## What the exercise asks
In the entries that follow, how many lines include the string "name"? The answer is the number only.

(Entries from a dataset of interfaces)
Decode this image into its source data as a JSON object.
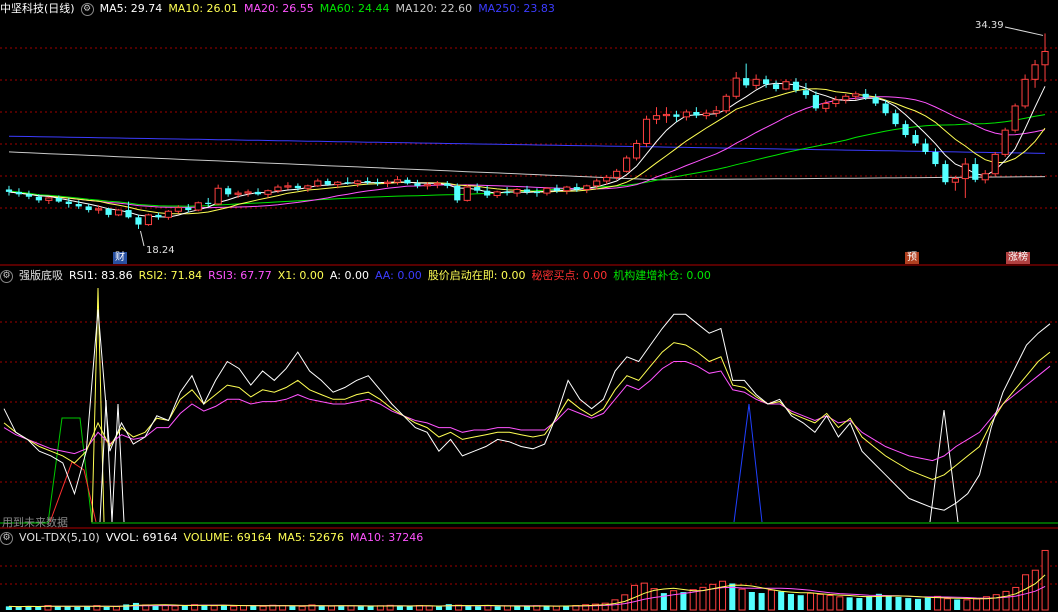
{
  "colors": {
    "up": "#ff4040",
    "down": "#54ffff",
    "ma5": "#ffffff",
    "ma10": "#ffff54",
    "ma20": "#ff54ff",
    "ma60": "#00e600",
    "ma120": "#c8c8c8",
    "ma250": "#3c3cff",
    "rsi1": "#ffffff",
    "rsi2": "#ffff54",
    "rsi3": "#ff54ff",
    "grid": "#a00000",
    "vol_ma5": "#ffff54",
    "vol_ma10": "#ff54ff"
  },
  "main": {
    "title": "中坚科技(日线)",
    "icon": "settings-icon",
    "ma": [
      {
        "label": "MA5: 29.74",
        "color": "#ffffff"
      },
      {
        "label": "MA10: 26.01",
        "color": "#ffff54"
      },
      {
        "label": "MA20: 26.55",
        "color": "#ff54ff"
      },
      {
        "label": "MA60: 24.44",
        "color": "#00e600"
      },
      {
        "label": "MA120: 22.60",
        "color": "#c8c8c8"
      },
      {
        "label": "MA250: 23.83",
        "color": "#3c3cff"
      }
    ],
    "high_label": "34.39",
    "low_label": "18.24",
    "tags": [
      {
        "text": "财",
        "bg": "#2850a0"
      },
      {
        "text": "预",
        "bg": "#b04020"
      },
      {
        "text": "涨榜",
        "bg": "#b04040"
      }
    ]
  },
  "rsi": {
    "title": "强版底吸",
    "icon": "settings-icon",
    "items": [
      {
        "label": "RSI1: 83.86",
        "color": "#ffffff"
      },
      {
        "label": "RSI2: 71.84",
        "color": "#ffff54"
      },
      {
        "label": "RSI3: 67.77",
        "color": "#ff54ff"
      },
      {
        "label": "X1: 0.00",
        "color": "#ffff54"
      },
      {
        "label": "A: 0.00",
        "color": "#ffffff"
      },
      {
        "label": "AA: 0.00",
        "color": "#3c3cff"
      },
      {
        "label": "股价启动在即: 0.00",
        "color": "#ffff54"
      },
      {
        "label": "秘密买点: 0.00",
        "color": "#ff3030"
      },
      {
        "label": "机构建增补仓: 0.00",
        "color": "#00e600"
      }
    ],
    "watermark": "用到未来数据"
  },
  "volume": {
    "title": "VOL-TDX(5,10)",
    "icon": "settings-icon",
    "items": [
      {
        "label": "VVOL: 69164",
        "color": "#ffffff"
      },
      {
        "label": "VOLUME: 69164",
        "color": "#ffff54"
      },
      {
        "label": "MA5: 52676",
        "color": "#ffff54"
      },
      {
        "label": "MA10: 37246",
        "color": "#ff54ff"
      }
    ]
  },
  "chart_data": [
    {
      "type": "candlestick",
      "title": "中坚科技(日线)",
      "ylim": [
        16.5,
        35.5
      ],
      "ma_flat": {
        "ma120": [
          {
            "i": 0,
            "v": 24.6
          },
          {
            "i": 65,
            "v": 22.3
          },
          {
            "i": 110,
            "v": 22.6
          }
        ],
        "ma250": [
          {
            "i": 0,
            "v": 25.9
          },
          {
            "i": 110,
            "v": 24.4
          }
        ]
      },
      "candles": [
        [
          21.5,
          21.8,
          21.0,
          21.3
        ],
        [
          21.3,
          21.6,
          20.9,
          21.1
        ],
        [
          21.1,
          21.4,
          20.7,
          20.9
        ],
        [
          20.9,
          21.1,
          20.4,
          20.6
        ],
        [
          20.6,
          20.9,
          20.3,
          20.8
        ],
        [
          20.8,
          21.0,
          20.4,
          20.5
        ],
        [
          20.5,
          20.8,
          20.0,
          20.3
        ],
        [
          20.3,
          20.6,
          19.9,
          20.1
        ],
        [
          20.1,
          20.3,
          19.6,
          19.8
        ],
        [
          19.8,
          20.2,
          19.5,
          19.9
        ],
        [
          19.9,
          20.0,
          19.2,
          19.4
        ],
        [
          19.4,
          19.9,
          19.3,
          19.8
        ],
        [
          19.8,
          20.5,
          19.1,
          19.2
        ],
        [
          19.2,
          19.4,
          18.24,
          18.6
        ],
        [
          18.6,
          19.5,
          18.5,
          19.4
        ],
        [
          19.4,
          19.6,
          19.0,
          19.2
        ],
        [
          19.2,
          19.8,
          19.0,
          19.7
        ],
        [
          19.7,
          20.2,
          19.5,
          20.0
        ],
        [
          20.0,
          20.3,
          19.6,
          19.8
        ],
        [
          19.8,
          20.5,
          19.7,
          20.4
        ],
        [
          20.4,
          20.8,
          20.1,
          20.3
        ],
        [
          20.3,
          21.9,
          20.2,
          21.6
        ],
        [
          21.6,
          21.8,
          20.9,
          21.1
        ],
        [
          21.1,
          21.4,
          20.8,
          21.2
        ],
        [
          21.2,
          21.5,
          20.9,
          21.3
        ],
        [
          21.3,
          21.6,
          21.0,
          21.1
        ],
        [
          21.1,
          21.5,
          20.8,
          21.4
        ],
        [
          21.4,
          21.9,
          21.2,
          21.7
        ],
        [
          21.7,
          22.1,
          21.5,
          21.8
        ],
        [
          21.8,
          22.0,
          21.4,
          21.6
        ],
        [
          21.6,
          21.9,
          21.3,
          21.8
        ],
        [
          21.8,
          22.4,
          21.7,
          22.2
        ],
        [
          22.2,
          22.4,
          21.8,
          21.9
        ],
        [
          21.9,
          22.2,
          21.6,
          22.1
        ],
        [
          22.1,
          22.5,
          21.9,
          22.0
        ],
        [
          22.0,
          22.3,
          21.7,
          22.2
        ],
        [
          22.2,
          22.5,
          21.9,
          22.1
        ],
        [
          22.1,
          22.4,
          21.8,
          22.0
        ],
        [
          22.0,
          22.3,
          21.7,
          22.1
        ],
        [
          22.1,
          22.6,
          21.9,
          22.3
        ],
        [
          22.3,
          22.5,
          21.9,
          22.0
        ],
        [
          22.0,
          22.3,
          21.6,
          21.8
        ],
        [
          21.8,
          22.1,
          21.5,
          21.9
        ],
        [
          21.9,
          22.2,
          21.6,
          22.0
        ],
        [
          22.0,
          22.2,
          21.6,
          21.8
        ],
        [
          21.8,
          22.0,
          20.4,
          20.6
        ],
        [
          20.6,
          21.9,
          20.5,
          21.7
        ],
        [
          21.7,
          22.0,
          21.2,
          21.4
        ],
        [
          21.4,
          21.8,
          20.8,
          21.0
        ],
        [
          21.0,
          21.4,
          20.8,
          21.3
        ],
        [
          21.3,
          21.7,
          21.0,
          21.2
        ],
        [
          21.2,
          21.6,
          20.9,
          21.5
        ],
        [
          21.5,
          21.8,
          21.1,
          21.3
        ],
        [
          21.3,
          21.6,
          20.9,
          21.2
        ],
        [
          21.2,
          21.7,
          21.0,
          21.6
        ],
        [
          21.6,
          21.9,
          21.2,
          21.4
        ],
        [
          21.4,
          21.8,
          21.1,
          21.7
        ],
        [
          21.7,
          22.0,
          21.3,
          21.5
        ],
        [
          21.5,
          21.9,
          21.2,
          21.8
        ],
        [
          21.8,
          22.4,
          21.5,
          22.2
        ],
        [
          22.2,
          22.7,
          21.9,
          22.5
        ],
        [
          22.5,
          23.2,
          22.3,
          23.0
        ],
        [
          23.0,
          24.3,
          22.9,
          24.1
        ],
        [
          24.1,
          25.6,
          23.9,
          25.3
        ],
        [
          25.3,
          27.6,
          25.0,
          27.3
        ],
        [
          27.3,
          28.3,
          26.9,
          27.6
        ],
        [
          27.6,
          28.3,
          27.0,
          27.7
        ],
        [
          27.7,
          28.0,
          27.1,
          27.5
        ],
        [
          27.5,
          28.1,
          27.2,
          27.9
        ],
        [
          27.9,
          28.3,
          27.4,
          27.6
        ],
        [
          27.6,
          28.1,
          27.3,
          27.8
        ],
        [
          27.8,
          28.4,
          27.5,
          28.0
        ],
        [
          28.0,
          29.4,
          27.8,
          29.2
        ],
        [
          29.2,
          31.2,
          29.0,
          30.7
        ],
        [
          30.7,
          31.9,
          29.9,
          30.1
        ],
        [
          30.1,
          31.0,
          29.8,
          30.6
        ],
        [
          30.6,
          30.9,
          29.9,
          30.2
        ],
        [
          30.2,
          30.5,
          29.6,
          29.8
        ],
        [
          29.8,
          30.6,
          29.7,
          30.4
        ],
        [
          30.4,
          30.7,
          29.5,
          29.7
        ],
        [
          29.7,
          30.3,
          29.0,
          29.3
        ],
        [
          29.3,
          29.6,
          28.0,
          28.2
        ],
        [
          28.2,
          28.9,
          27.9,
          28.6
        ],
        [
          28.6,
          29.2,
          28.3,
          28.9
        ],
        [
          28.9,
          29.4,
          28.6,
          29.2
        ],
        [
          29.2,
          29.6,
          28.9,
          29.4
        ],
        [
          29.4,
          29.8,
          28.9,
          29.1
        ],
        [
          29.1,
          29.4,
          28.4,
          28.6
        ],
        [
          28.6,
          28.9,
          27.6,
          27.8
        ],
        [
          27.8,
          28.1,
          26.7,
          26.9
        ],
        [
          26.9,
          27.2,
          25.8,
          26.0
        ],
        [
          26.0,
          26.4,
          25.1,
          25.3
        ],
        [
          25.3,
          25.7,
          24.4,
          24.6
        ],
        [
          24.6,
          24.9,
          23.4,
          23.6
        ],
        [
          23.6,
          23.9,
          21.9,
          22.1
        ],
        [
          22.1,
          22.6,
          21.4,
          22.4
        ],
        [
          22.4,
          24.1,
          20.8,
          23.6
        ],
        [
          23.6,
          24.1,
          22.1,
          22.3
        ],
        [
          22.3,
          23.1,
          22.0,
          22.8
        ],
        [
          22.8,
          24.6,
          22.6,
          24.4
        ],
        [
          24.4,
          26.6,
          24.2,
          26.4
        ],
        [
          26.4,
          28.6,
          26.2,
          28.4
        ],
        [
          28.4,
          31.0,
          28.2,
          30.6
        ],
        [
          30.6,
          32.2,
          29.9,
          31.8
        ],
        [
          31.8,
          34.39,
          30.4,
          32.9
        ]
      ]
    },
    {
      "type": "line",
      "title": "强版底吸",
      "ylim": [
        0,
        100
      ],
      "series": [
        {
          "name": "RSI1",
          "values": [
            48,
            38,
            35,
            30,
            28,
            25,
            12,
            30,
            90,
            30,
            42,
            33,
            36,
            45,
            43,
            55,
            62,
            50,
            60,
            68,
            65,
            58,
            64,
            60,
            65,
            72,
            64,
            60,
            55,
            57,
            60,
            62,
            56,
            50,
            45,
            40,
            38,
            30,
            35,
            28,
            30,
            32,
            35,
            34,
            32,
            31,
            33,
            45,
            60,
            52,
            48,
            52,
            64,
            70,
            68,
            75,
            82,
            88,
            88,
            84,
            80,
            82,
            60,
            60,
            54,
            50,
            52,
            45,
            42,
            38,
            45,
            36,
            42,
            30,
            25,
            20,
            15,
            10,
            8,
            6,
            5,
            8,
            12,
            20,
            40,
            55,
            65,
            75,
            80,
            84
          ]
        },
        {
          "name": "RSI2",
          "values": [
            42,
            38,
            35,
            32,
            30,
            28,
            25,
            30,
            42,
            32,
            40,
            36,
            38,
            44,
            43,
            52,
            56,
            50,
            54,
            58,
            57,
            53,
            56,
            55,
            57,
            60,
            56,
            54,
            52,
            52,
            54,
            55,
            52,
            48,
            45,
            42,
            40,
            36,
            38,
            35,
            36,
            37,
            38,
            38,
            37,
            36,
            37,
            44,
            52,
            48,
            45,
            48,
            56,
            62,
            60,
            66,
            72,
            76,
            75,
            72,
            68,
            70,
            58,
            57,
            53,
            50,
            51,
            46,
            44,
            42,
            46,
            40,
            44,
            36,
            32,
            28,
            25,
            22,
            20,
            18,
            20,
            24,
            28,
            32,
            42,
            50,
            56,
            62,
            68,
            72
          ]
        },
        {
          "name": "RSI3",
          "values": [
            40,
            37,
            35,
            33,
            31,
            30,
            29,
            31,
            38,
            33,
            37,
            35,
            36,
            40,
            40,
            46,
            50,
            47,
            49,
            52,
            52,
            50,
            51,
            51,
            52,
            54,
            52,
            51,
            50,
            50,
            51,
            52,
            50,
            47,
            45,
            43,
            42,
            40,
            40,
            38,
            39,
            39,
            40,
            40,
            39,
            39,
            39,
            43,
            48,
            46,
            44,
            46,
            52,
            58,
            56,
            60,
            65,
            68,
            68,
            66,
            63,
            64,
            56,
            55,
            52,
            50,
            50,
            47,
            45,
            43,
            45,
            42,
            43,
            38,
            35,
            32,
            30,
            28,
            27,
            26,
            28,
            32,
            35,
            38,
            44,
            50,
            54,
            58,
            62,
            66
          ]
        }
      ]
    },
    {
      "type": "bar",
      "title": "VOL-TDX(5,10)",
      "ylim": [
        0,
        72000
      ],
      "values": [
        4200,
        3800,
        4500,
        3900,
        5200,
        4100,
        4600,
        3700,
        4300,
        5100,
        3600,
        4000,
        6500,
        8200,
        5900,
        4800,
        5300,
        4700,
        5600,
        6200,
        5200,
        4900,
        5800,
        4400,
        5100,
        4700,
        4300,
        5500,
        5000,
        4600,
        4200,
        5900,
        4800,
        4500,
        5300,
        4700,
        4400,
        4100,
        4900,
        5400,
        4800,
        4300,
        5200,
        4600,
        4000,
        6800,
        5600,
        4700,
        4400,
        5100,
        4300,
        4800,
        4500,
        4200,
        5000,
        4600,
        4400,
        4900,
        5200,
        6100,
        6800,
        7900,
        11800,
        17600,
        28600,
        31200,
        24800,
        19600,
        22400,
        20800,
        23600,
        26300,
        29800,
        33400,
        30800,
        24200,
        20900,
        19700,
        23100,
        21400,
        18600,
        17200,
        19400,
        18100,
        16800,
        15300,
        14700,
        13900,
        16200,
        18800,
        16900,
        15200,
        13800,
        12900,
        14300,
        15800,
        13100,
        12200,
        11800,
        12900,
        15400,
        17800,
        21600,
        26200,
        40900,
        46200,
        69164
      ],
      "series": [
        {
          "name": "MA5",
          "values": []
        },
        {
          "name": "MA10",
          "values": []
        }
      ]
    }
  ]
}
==
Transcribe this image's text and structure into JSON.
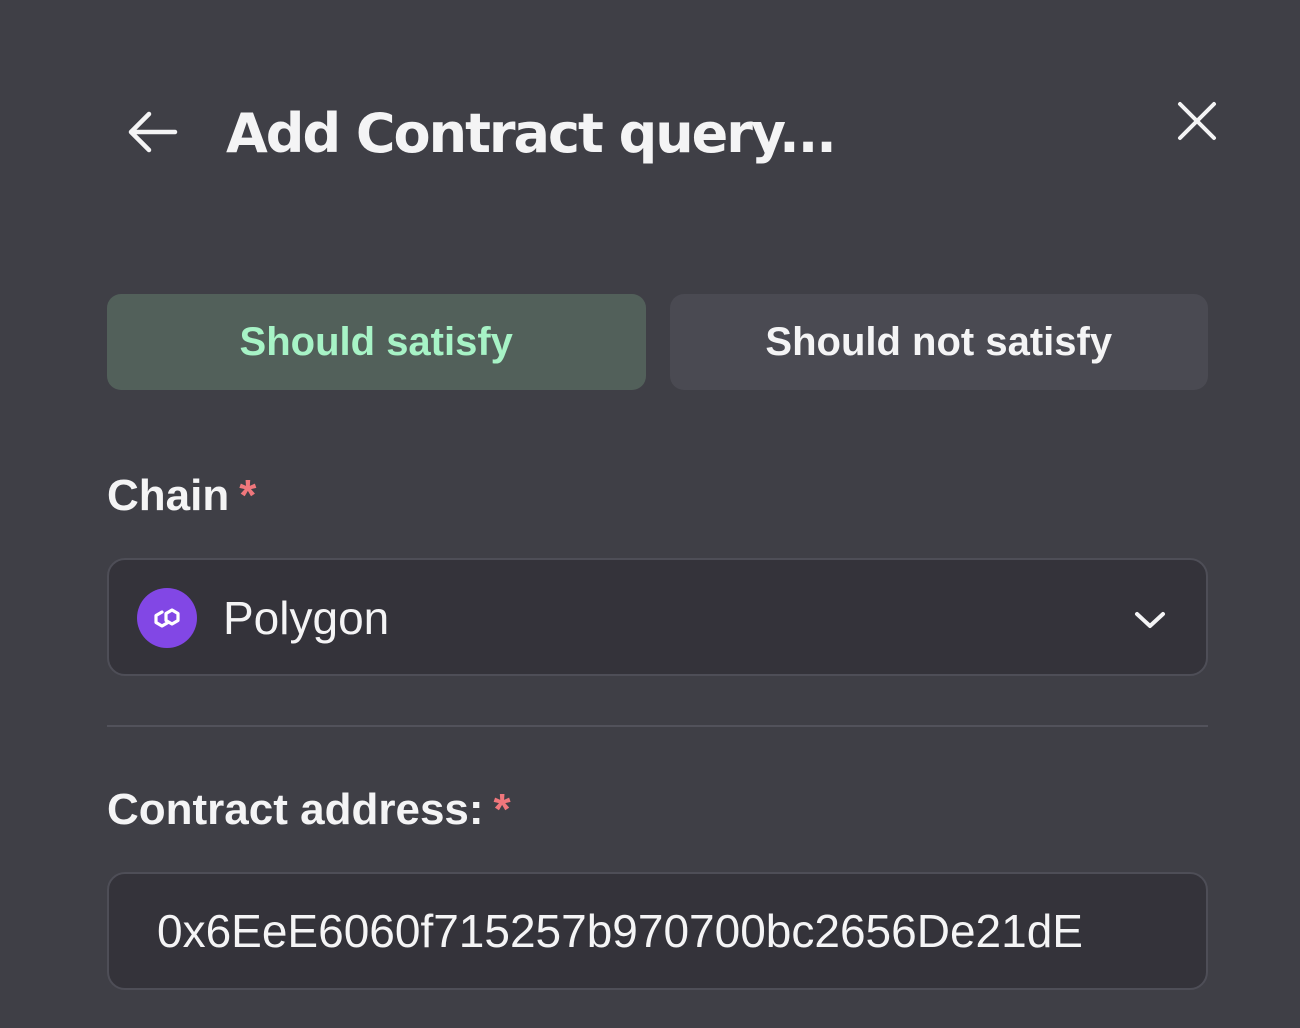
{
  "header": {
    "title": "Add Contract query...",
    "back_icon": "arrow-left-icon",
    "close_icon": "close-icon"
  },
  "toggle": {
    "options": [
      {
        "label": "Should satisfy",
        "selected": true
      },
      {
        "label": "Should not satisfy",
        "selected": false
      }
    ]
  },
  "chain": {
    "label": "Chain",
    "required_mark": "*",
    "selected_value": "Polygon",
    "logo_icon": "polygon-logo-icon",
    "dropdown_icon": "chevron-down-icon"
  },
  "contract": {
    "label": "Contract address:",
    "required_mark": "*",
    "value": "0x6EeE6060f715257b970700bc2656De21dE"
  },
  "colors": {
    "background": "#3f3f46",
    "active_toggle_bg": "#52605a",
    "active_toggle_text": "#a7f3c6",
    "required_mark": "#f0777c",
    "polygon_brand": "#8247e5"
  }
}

## Solution to this task
5